• _Try it_
Without altering a word, return the records below, but exclude the pictures.

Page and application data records
======

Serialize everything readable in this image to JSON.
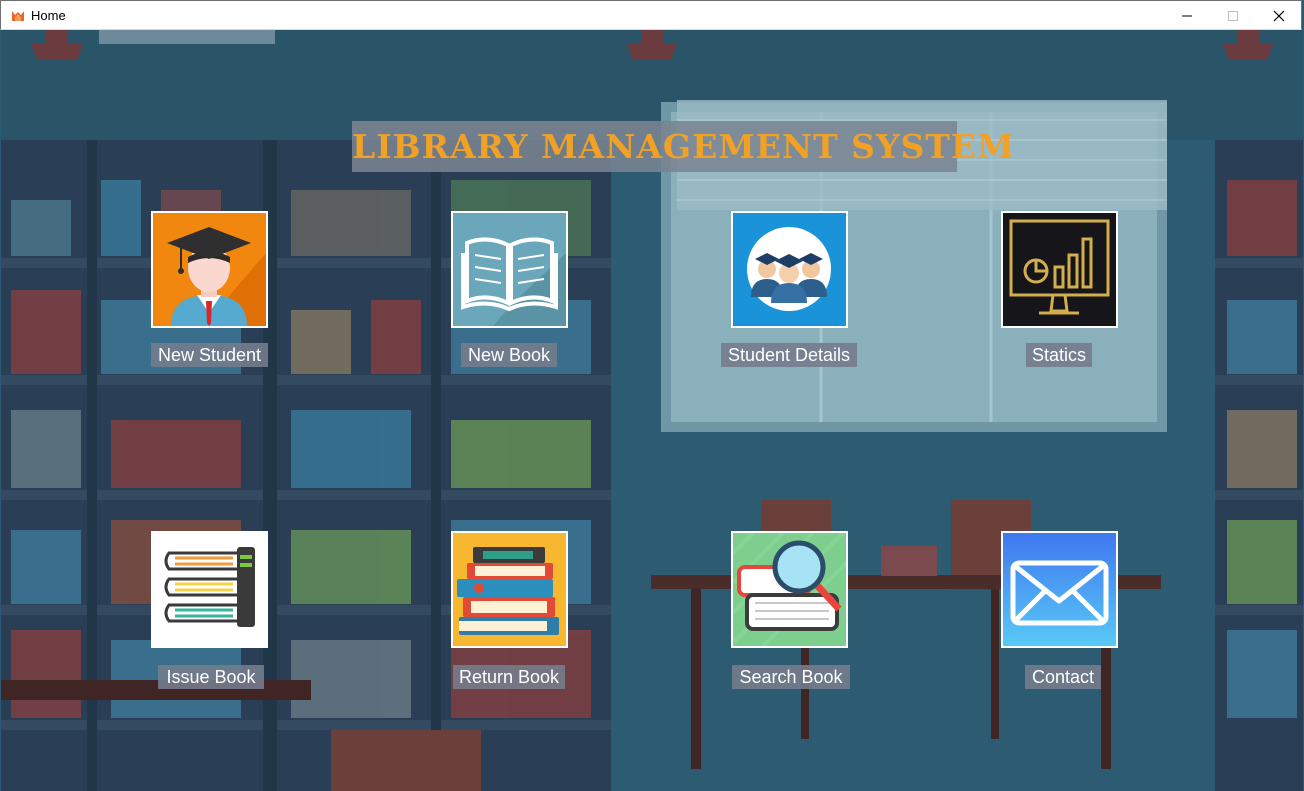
{
  "window": {
    "title": "Home",
    "buttons": [
      "minimize-button",
      "maximize-button",
      "close-button"
    ]
  },
  "app_title": "LIBRARY MANAGEMENT SYSTEM",
  "colors": {
    "title_text": "#f0a126",
    "label_bg": "#747c8c",
    "wall": "#2c5a72"
  },
  "tiles": [
    {
      "label": "New Student",
      "icon": "graduate-student-icon"
    },
    {
      "label": "New Book",
      "icon": "open-book-icon"
    },
    {
      "label": "Student Details",
      "icon": "students-group-icon"
    },
    {
      "label": "Statics",
      "icon": "statistics-monitor-icon"
    },
    {
      "label": "Issue Book",
      "icon": "book-stack-issue-icon"
    },
    {
      "label": "Return Book",
      "icon": "book-pile-icon"
    },
    {
      "label": "Search Book",
      "icon": "magnifier-book-icon"
    },
    {
      "label": "Contact",
      "icon": "envelope-icon"
    }
  ]
}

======

• _Response_
Serialize everything readable in this image to JSON.
{
  "window": {
    "title": "Home",
    "buttons": [
      "minimize-button",
      "maximize-button",
      "close-button"
    ]
  },
  "app_title": "LIBRARY MANAGEMENT SYSTEM",
  "colors": {
    "title_text": "#f0a126",
    "label_bg": "#747c8c",
    "wall": "#2c5a72"
  },
  "tiles": [
    {
      "label": "New Student",
      "icon": "graduate-student-icon"
    },
    {
      "label": "New Book",
      "icon": "open-book-icon"
    },
    {
      "label": "Student Details",
      "icon": "students-group-icon"
    },
    {
      "label": "Statics",
      "icon": "statistics-monitor-icon"
    },
    {
      "label": "Issue Book",
      "icon": "book-stack-issue-icon"
    },
    {
      "label": "Return Book",
      "icon": "book-pile-icon"
    },
    {
      "label": "Search Book",
      "icon": "magnifier-book-icon"
    },
    {
      "label": "Contact",
      "icon": "envelope-icon"
    }
  ]
}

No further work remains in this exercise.